Unfortunately, I found King’s miniseries incredibly lackluster and cheesy. By the time, I reached the last disc I was only watching because my friend told me he really loved the miniseries so I wanted to at least watch the entire thing before I made a final judgment call.
I have read the original novel of The Shining, but have not read Doctor Sleep, which was adapted last year into a film starring Ewan McGregor as a grown-up Danny Torrance. Mike Flanagan’s script and directing attempts to bridge both The Shining film and novel together in a way that honors Kubrick’s and King’s vision at the same time. Flanagan succeeds for the most part in creating a worthwhile sequel. The scares were lacking compared to the original Shining, but I enjoy the humanity explored in Doctor Sleep, something that Stephen King felt was underwhelming in Kubrick’s version.

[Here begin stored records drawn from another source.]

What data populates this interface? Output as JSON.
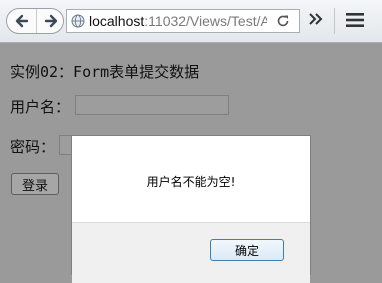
{
  "browser": {
    "url_host": "localhost",
    "url_rest": ":11032/Views/Test/A",
    "back_icon": "arrow-left",
    "forward_icon": "arrow-right",
    "reload_icon": "reload",
    "overflow_icon": "double-chevron",
    "menu_icon": "hamburger"
  },
  "page": {
    "heading": "实例02：Form表单提交数据",
    "username_label": "用户名：",
    "password_label": "密码：",
    "login_button": "登录"
  },
  "dialog": {
    "message": "用户名不能为空!",
    "ok_button": "确定"
  }
}
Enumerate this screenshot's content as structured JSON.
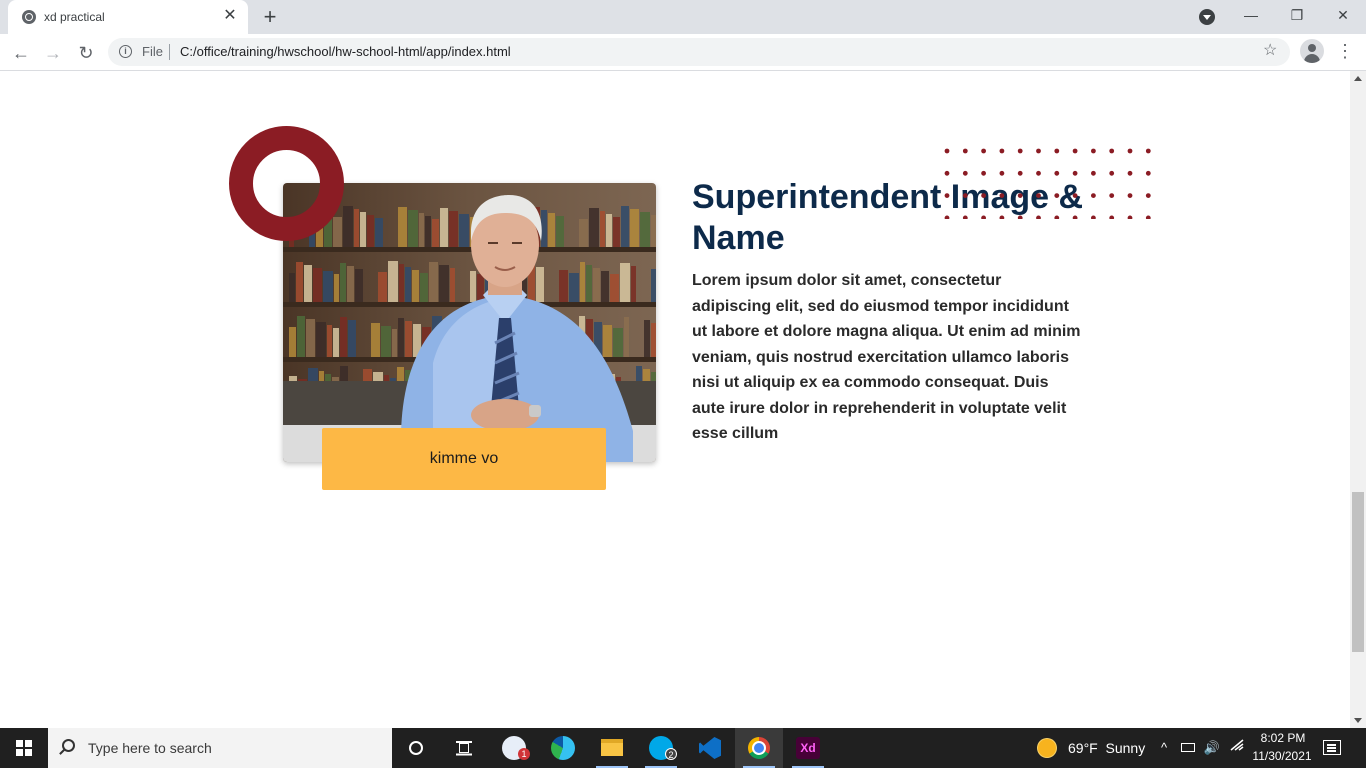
{
  "browser": {
    "tab_title": "xd practical",
    "close_glyph": "✕",
    "new_tab_glyph": "+",
    "minimize_glyph": "—",
    "restore_glyph": "❐",
    "window_close_glyph": "✕",
    "back_glyph": "←",
    "forward_glyph": "→",
    "reload_glyph": "↻",
    "info_glyph": "i",
    "url_scheme_label": "File",
    "url": "C:/office/training/hwschool/hw-school-html/app/index.html",
    "star_glyph": "☆",
    "menu_glyph": "⋮"
  },
  "page": {
    "headline": "Superintendent Image & Name",
    "bio": "Lorem ipsum dolor sit amet, consectetur adipiscing elit, sed do eiusmod tempor incididunt ut labore et dolore magna aliqua. Ut enim ad minim veniam, quis nostrud exercitation ullamco laboris nisi ut aliquip ex ea commodo consequat. Duis aute irure dolor in reprehenderit in voluptate velit esse cillum",
    "name_plate": "kimme vo",
    "colors": {
      "headline": "#0d2a4a",
      "ring": "#8b1c24",
      "dots": "#8b1c24",
      "name_plate": "#fdb845"
    }
  },
  "taskbar": {
    "search_placeholder": "Type here to search",
    "apps": [
      {
        "name": "outlook-icon",
        "badge": "1"
      },
      {
        "name": "edge-icon",
        "badge": ""
      },
      {
        "name": "file-explorer-icon",
        "badge": ""
      },
      {
        "name": "skype-icon",
        "badge": "2"
      },
      {
        "name": "vscode-icon",
        "badge": ""
      },
      {
        "name": "chrome-icon",
        "badge": ""
      },
      {
        "name": "adobe-xd-icon",
        "label": "Xd"
      }
    ],
    "weather": {
      "temperature": "69°F",
      "condition": "Sunny"
    },
    "clock": {
      "time": "8:02 PM",
      "date": "11/30/2021"
    },
    "tray_up_glyph": "^",
    "speaker_glyph": "🔊"
  }
}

I cared for Danny, I wanted to see him recover from his alcoholism and find a way to manage his “shine.” The film opens with flashbacks from The Shining (using lookalike actors) before Dick Halloran (originally played by Scatman Crothers, here played by Carl Lumby) gives Danny a way to get rid of the Overlook’s horrible ghosts who live on in his memory. Fast-forward years later and Dan is washed out on booze. He finds solace in a small New Hampshire town where a friendly stranger named Billy (Cliff Curtis) finds him a job and a place to stay.

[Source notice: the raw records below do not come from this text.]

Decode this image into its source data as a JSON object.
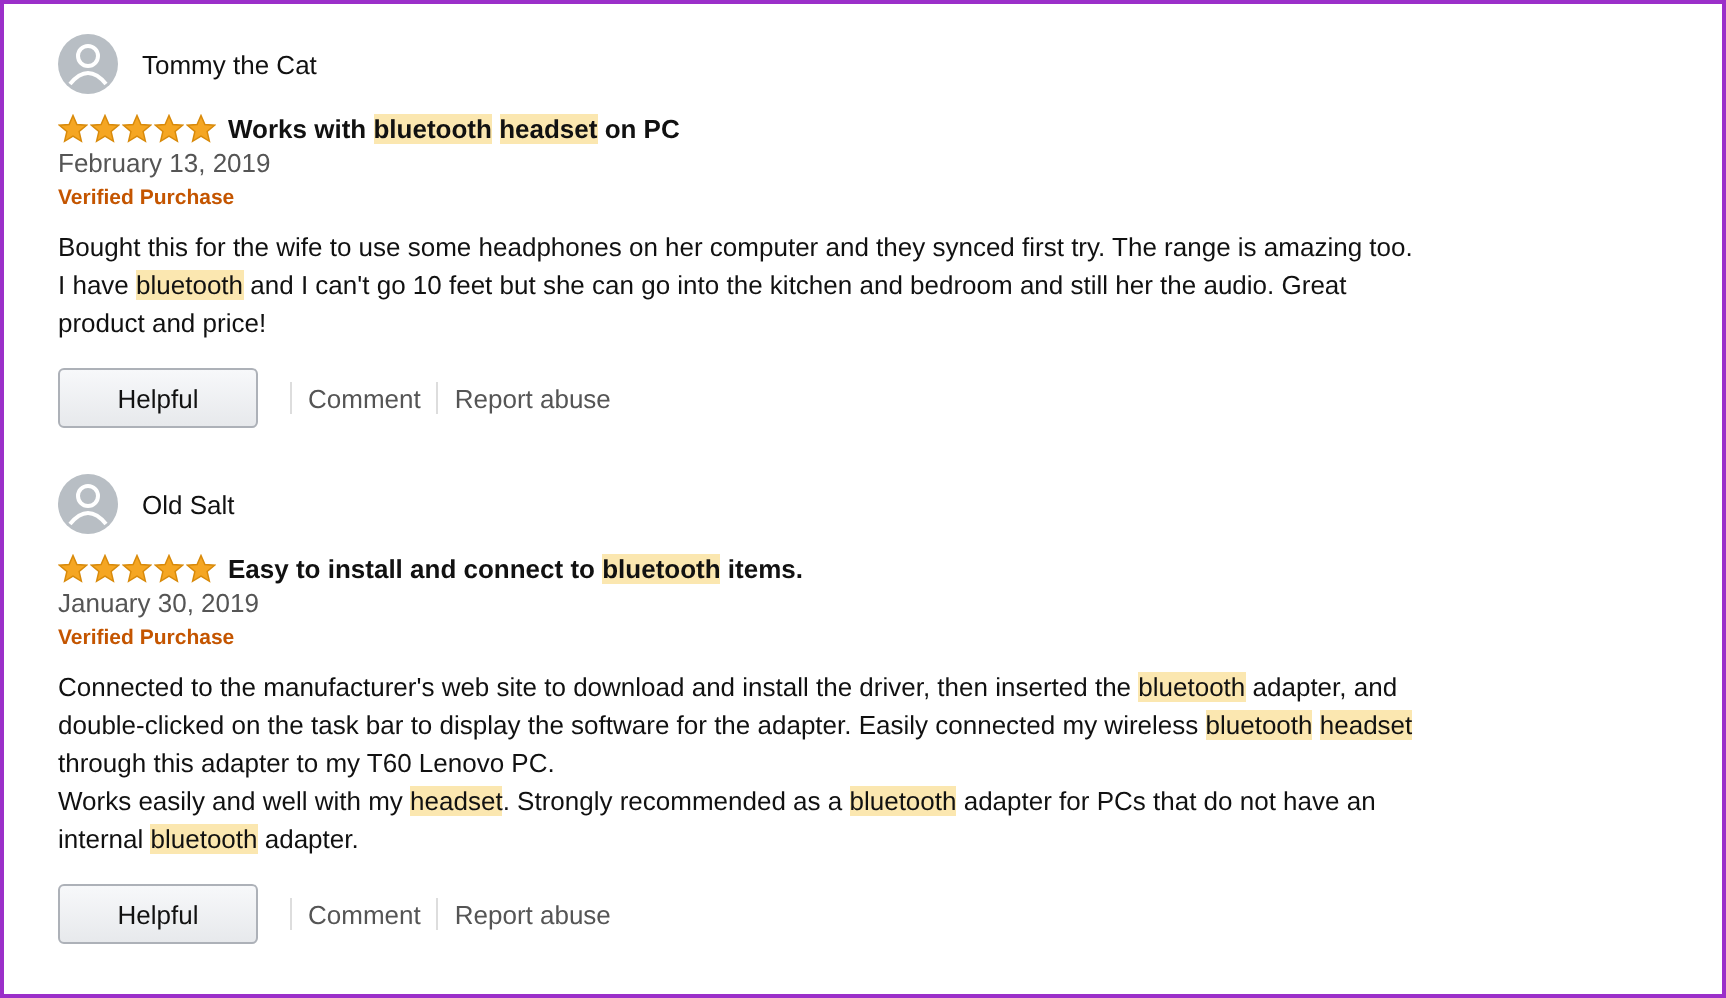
{
  "reviews": [
    {
      "author": "Tommy the Cat",
      "stars": 5,
      "title": "Works with *bluetooth* *headset* on PC",
      "date": "February 13, 2019",
      "badge": "Verified Purchase",
      "paragraphs": [
        "Bought this for the wife to use some headphones on her computer and they synced first try. The range is amazing too. I have *bluetooth* and I can't go 10 feet but she can go into the kitchen and bedroom and still her the audio. Great product and price!"
      ],
      "helpful": "Helpful",
      "comment": "Comment",
      "report": "Report abuse"
    },
    {
      "author": "Old Salt",
      "stars": 5,
      "title": "Easy to install and connect to *bluetooth* items.",
      "date": "January 30, 2019",
      "badge": "Verified Purchase",
      "paragraphs": [
        "Connected to the manufacturer's web site to download and install the driver, then inserted the *bluetooth* adapter, and double-clicked on the task bar to display the software for the adapter. Easily connected my wireless *bluetooth* *headset* through this adapter to my T60 Lenovo PC.",
        "Works easily and well with my *headset*. Strongly recommended as a *bluetooth* adapter for PCs that do not have an internal *bluetooth* adapter."
      ],
      "helpful": "Helpful",
      "comment": "Comment",
      "report": "Report abuse"
    }
  ]
}
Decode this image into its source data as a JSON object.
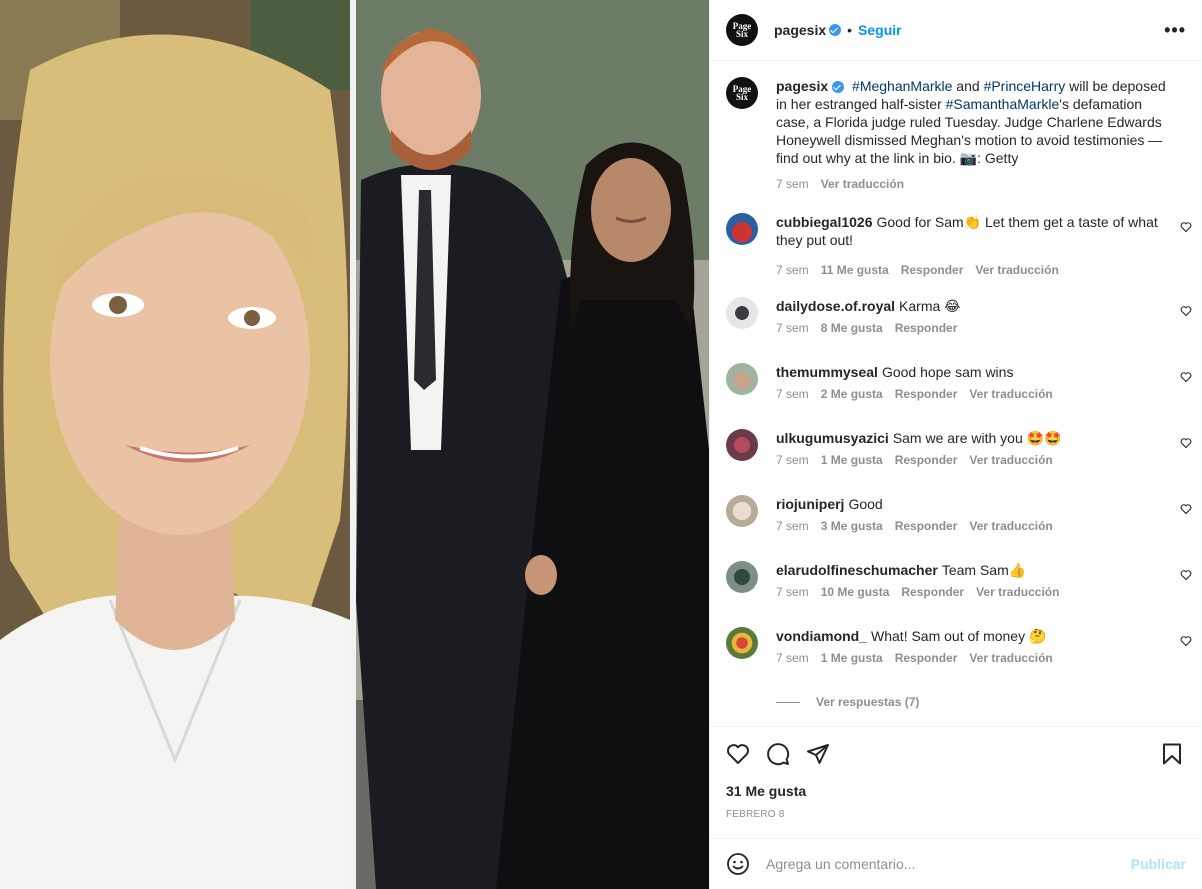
{
  "post": {
    "account": "pagesix",
    "logo_text": "Page Six",
    "follow_label": "Seguir",
    "more_label": "•••",
    "caption": {
      "username": "pagesix",
      "tag1": "#MeghanMarkle",
      "t1": " and ",
      "tag2": "#PrinceHarry",
      "t2": " will be deposed in her estranged half-sister ",
      "tag3": "#SamanthaMarkle",
      "t3": "'s defamation case, a Florida judge ruled Tuesday. Judge Charlene Edwards Honeywell dismissed Meghan's motion to avoid testimonies — find out why at the link in bio. 📷: Getty",
      "time": "7 sem",
      "translate": "Ver traducción"
    },
    "likes_label": "31 Me gusta",
    "date_label": "FEBRERO 8",
    "view_replies_label": "Ver respuestas (7)",
    "comment_placeholder": "Agrega un comentario...",
    "publish_label": "Publicar"
  },
  "comments": [
    {
      "user": "cubbiegal1026",
      "text": "Good for Sam👏 Let them get a taste of what they put out!",
      "time": "7 sem",
      "likes": "11 Me gusta",
      "reply": "Responder",
      "translate": "Ver traducción"
    },
    {
      "user": "dailydose.of.royal",
      "text": "Karma 😂",
      "time": "7 sem",
      "likes": "8 Me gusta",
      "reply": "Responder"
    },
    {
      "user": "themummyseal",
      "text": "Good hope sam wins",
      "time": "7 sem",
      "likes": "2 Me gusta",
      "reply": "Responder",
      "translate": "Ver traducción"
    },
    {
      "user": "ulkugumusyazici",
      "text": "Sam we are with you 🤩🤩",
      "time": "7 sem",
      "likes": "1 Me gusta",
      "reply": "Responder",
      "translate": "Ver traducción"
    },
    {
      "user": "riojuniperj",
      "text": "Good",
      "time": "7 sem",
      "likes": "3 Me gusta",
      "reply": "Responder",
      "translate": "Ver traducción"
    },
    {
      "user": "elarudolfineschumacher",
      "text": "Team Sam👍",
      "time": "7 sem",
      "likes": "10 Me gusta",
      "reply": "Responder",
      "translate": "Ver traducción"
    },
    {
      "user": "vondiamond_",
      "text": "What! Sam out of money 🤔",
      "time": "7 sem",
      "likes": "1 Me gusta",
      "reply": "Responder",
      "translate": "Ver traducción"
    }
  ],
  "colors": {
    "accent": "#0095f6",
    "link": "#00376b",
    "muted": "#8e8e8e",
    "publish_disabled": "#b2dffc"
  },
  "icons": [
    "verified-badge-icon",
    "more-options-icon",
    "heart-icon",
    "comment-icon",
    "share-icon",
    "bookmark-icon",
    "emoji-icon"
  ]
}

Meanwhile in the same town, a young girl named Abra has her own “shining,” but has to repress it to maintain peace with her parents. A traveling cult further away from our 2 leads known as “True Knot” senses the power Abra holds and tries to find her in order to feed on her shine or “steam,” as they call it. The True Knot cult are some sick folks. They are led by Rose the Hat (Rebecca Ferguson in a complete 180 from her character in the Mission Impossible movies). Other members of the cult include Rose’s lover and right-hand man Crow Daddy (Zach McClarnon), and Snakebite Andi (Emily Alyn Lind), a teenager with the ability to physically control people.
True Knot proves to be a worthy adversary to Danny and Abra who eventually team up together to take them down. The cult’s work is cut out for them, however, due to Abra’s high shining power which is more powerful than Danny’s, present or past.
It was great to see a Black girl at the center of this film. Kyliegh Curran, the child actor who played Abra did a phenomenal job. I am a sucker for seeing powerful Black characters in cinema and Abra really made Rose and company work to try and outsmart her. Also great was Ewan McGregor’s performance as Danny. He really conveyed a man with post-traumatic stress disorder convincingly as I was constantly rooting for him to overcome his inner demons. The rest of the cast did a great job as well. It was great to see Zach McClarnon because I loved him as Hanzee in season 2 of Fargo. Also, be on the lookout for a cameo from Jacob Tremblay.
Unfortunately, Doctor Sleep didn’t chill me to the bone the way The Shining does every year when I watch it around Halloween. One particular moment involving True Knot feeding on some “steam” shook me, but was more disturbing than outright terrifying. A few elements from the original Shining reappear, but I don’t want to reveal anything more.
Upon reading some of the differences between the novel and the movie, I was disappointed that the movie missed out on adding a few interesting plot developments. For example, in the novel Danny and Abra were actually uncle and niece, making their strong connection even more believable. Overall though, Doctor Sleep is a thrilling sequel that should appease fans of Stephen King’s novel and Stanley Kubrick’s film. The acting performances from McGregor (which is Golden Globe worthy in my opinion), Curran (also Golden Globe worthy to me), Ferguson, and McClarnon work well within a compelling story that honors the legacy of Kubrick and King.